U.S. Classification379/22.01, 379/29.01, 379/325, 379/327
International ClassificationH04M3/22, H04M5/00, H04M3/08, H04M1/24, H04M3/30, H04Q1/14
Cooperative ClassificationH04Q1/20, H04Q1/145, H04M3/304, H04M2203/055, H04Q1/09
European ClassificationH04Q1/14, H04M3/30M4
Legal Events
DateCodeEventDescription
Apr 5, 2011FPExpired due to failure to pay maintenance fee
Effective date: 20110213
Feb 13, 2011LAPSLapse for failure to pay maintenance fees

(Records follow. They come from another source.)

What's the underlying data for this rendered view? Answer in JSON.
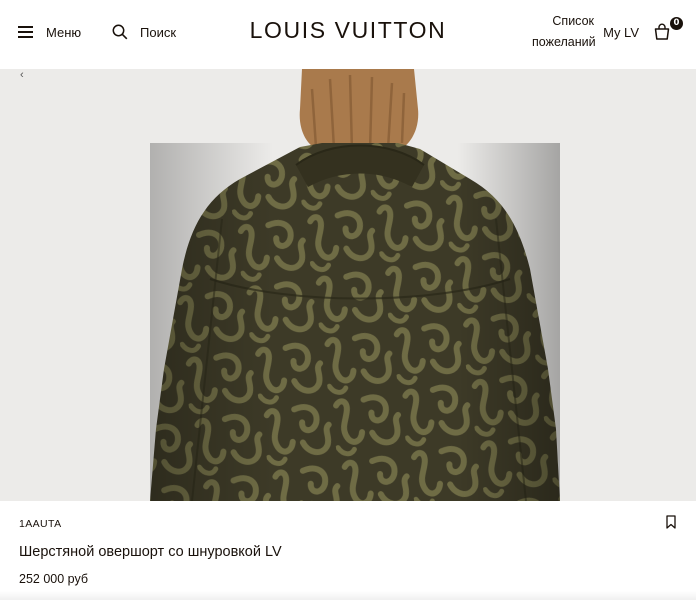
{
  "header": {
    "menu_label": "Меню",
    "search_label": "Поиск",
    "logo": "LOUIS VUITTON",
    "wishlist_line1": "Список",
    "wishlist_line2": "пожеланий",
    "mylv_label": "My LV",
    "bag_count": "0"
  },
  "hero": {
    "image": "product-photo-wool-overshirt-back-view",
    "back_glyph": "‹"
  },
  "product": {
    "sku": "1AAUTA",
    "title": "Шерстяной овершорт со шнуровкой LV",
    "price": "252 000 руб"
  },
  "colors": {
    "text": "#19110b",
    "background": "#ffffff",
    "hero_background": "#ecebe9",
    "jacket_base": "#3d3a27",
    "jacket_pattern": "#6f6c45",
    "hair": "#a97a4c"
  }
}
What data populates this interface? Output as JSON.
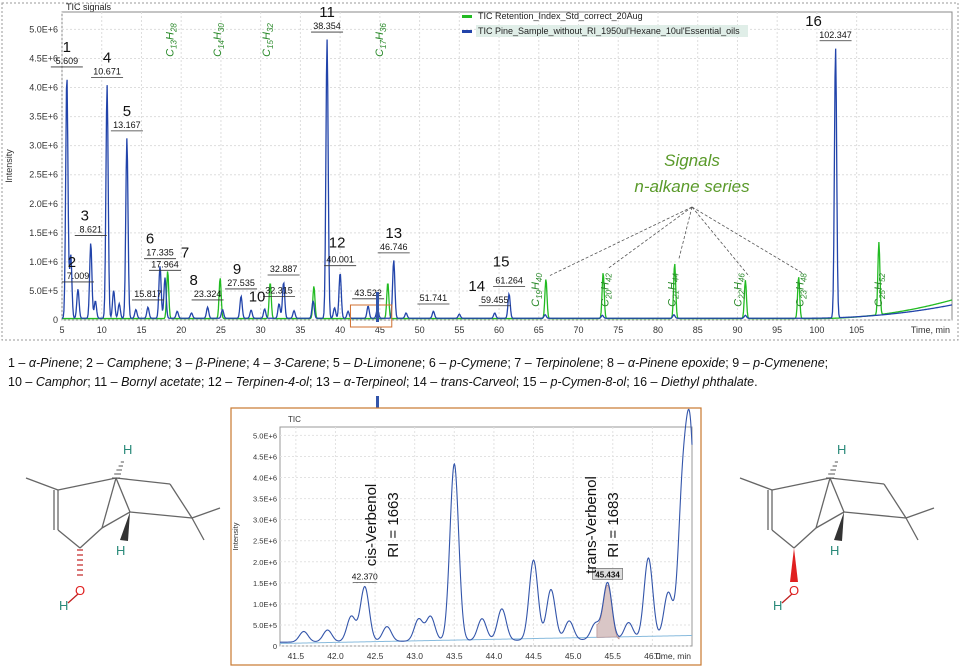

Sep 20, 2010REMIMaintenance fee reminder mailed
Mar 28, 2003ASAssignment
Owner name: BELLSOUTH INTELLECTUAL PROPERTY CORPORATION, DELAW
Free format text: ASSIGNMENT OF ASSIGNORS INTEREST;ASSIGNORS:URBAN, BLAKE R.;COBAS, JORGE;REEL/FRAME:013921/0178
Effective date: 20030324